Tom Quilter from the Council for Disabled Children joined TPT to outline what rights and entitlements vision impaired children have within school. This included:

  • What are the responsibilities of the Local Authority to ensure a child or young person has access to the right education?
  • What are the legal responsibilities as a parent or carer?
  • How can parents or carers challenge if they think a child or young person, isn’t getting access to the education, support and/or services to which they are entitled?

Tom provided information about the Special Educational Needs and Disabilities Information Advice and Support Service (SENDIASS) which is available for free to parents of children with disabilities in England.  SENDIASS teams can provide information about education, health and social care for children, young people and their parents.

Here are the slides from the session


For those who missed the webinar or want to catch this again here is the recording from the session:



About Tom Quilter

Tom is responsible for the management and development of the national network of information, advice and support services –working alongside the 152 statutory local IAS’s to help them stay connected, ensure they have the training, information and tools that they need to support the children, young people and families in their area. As well as ensuring their successes and challenges are heard and understood by DFE, policy makers and other stakeholders.

Tom has worked with children and young people with special educational needs and/or disabilities since he was fourteen.

He began in a befriending and support worker role before going to university to study a BA in Social Policy.

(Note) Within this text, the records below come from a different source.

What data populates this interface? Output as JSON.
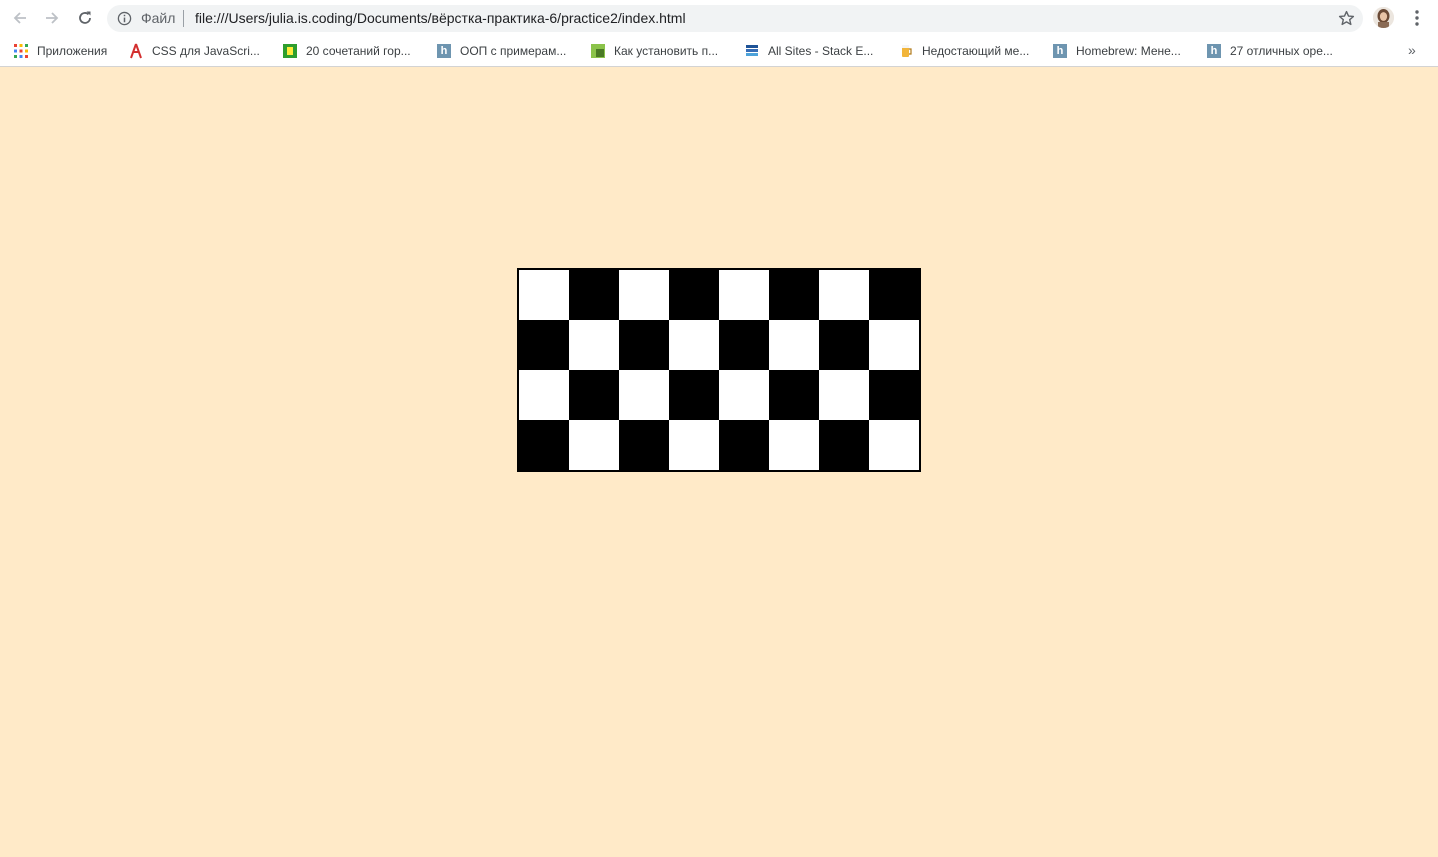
{
  "browser": {
    "scheme_label": "Файл",
    "url": "file:///Users/julia.is.coding/Documents/вёрстка-практика-6/practice2/index.html"
  },
  "bookmarks": [
    {
      "label": "Приложения",
      "icon": "apps-grid-icon"
    },
    {
      "label": "CSS для JavaScri...",
      "icon": "red-figure-icon"
    },
    {
      "label": "20 сочетаний гор...",
      "icon": "green-tag-icon"
    },
    {
      "label": "ООП с примерам...",
      "icon": "habr-h-icon"
    },
    {
      "label": "Как установить п...",
      "icon": "green-book-icon"
    },
    {
      "label": "All Sites - Stack E...",
      "icon": "stack-exchange-icon"
    },
    {
      "label": "Недостающий ме...",
      "icon": "beer-mug-icon"
    },
    {
      "label": "Homebrew: Мене...",
      "icon": "habr-h-icon"
    },
    {
      "label": "27 отличных оре...",
      "icon": "habr-h-icon"
    }
  ],
  "page": {
    "background": "#ffeac8"
  },
  "checkerboard": {
    "rows": 4,
    "cols": 8,
    "dark_color": "#000000",
    "light_color": "#ffffff",
    "first_cell": "light"
  }
}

In the time since leaving university he has completed his MSc in Social Research and worked within local authorities, social enterprises and the charity sector in service delivery, strategic management and campaigning and influencing roles.


About Emma Cruickshank 

Head and shoulders photo of Emma Cruickshank.


Emma is a qualified Rehabilitation Officer, and has worked in the sight loss sector for 20 years, gaining experience in the public, private and voluntary sector. 

Over her career she has worked with blind and partially sighted people to ensure their voice is heard and they can participate fully in a more inclusive society.

She has worked for Thomas Pocklington Trust for 4 years and leads the Children, young people and families team.